My post on Guru’s was the first in a series on Training and what works/what matters. http://www.langmaidpractice.com/blog/guru-schmuru/
I have now been developing courses and teaching them for 4 years and I have access to all the feedback from the hundreds of people who have attended them.
This has enabled me, together with my reading of the empirical evidence, to create a platform for my training methods. The essence of that platform is the idea of ‘Purposeful Practice’.
The thing about purposeful practice is that it is transformational, and that’s so whether your thing is tennis, football, swimming, chess, mathematics, insight work or journalism – you name it.

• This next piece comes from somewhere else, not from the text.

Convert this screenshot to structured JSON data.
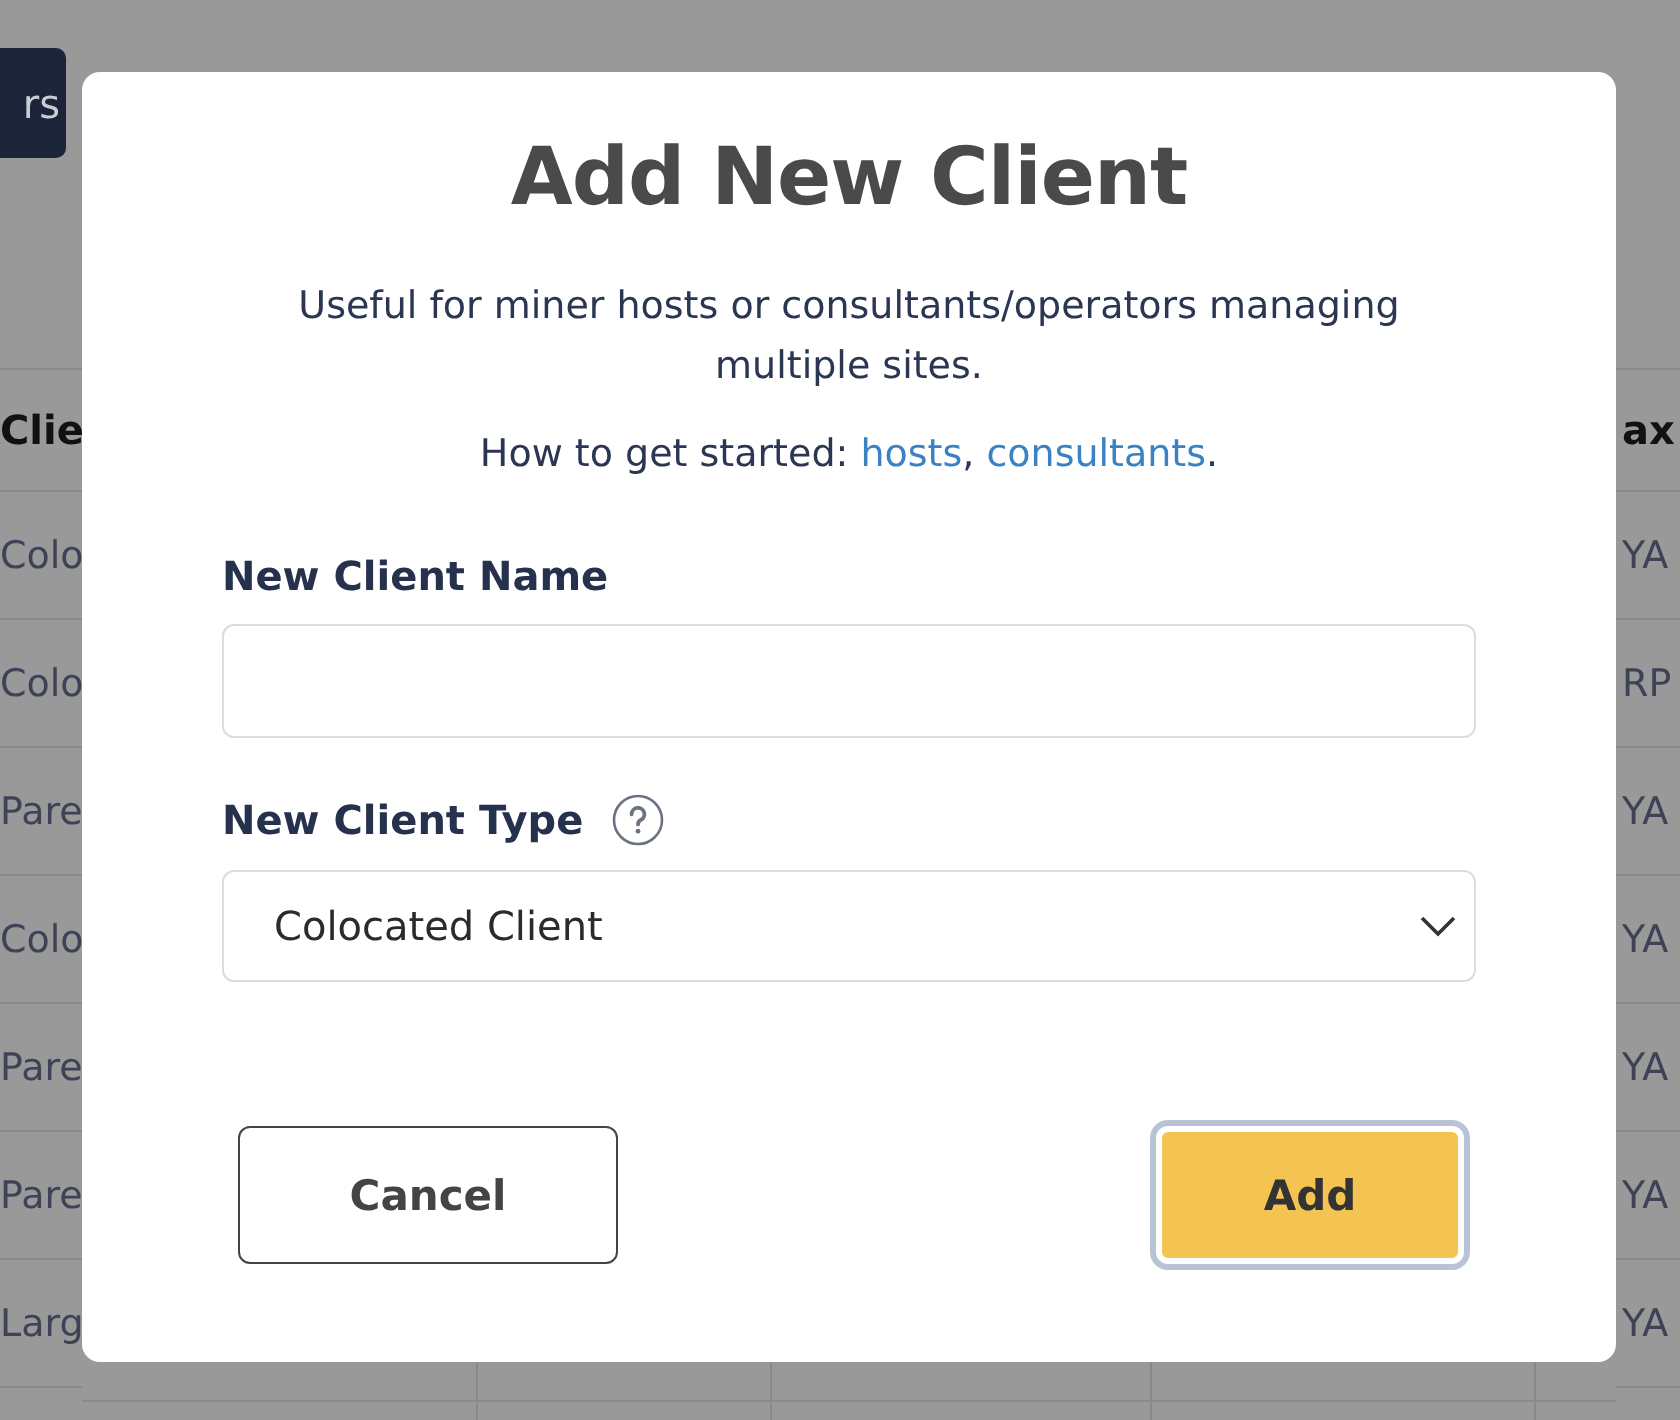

Why isn’t this more widely known? Well, for years evidence has been coming through to dispel such myths as childhood genius. In his book ‘Genius Explained’ psychologist Michael Howe refutes the common belief that ‘genius is born, not made’. He demonstrates that genius is the result of circumstances which always feature practice, focus and commitment at a level that most of us rarely show.
Howe’s focus is upon great scientists like Darwin and Einstein, but another example of the ‘gift’ of genius is the young Mozart, who wrote his first piano concertos at the age of eleven. If you look into Mozart’s work more closely though, it transpires that these first efforts were largely copies of other composers’ work and contained no original material. Mozart’s first work, today regarded as a masterpiece is Piano Concerto No 1, written when he was 21. That’s young for sure, but not a child. Many other musicians who have created sublime, inspiring music did so before the age of 25. Dare I mention the Beatles?

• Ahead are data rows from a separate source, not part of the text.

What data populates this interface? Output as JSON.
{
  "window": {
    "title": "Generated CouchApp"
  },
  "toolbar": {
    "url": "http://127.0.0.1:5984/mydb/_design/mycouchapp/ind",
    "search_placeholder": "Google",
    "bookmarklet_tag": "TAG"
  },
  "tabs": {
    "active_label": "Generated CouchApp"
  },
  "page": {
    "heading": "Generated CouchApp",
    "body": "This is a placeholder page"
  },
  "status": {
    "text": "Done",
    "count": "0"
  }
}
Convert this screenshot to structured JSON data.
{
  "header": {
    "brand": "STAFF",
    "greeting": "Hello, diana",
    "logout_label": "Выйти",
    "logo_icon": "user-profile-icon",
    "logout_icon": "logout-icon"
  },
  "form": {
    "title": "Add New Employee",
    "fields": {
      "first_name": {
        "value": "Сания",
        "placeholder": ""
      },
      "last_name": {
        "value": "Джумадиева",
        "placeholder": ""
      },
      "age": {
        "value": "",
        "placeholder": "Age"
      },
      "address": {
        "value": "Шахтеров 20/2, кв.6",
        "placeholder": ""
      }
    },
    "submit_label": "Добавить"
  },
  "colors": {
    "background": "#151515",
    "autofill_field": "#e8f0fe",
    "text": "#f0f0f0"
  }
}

Another factor was Mozart’s domineering, pedagogic father Leopold, who started his son on an intensive training in composition and performing aged 3.
So, why do these myths persist? To explore that I think we need to embrace Alfred Alder’s notion of the Inferiority Complex together with Freud’s idea of a ‘secondary gain’.
An inferiority complex occurs when feelings of inferiority are intensified through discouragement or failure. Those who are at risk for developing a complex include people who show signs of low self-esteem or self-worth, are of ethnic minority, have low socioeconomic status, or have a history of depression symptoms. Children reared in households who were constantly criticized or did not live up to parents expectations may also develop this.
Now, while most of us do not have experiences that are sufficiently disabling to develop a full-blown inferiority complex, at the same time we all have feelings of failure, failing to do as well as we could, together with occasions when laziness or distraction led us to avoid doing the amount of work needed to ensure genius-level success. We settled for good enough results rather than best ever results. Our intensely competitive educational system makes these feelings inevitable for us all during the all important years when our characters are formed.
So why did we dodge that work? Freud’s idea of secondary gain refers to the direct or indirect advantages of avoiding things. Secondary gain is an interpersonal or social advantage gained as a consequence of avoiding a commitment – in this case the amount of work or study needed to excel. Examples of such gains might be getting a new romance through spending more time socialising than studying (remember that?), feeling more part of the group where the group has a cynical or dismissive attitude towards work, feeling more normal, less ‘geeky’, etc.
The gain is achieved by avoiding a particular activity that is unpleasant to the individual: and which of us can really say that working intensively to practice any discipline does not have its unpleasant side?
If you would like a pdf of this post it is here: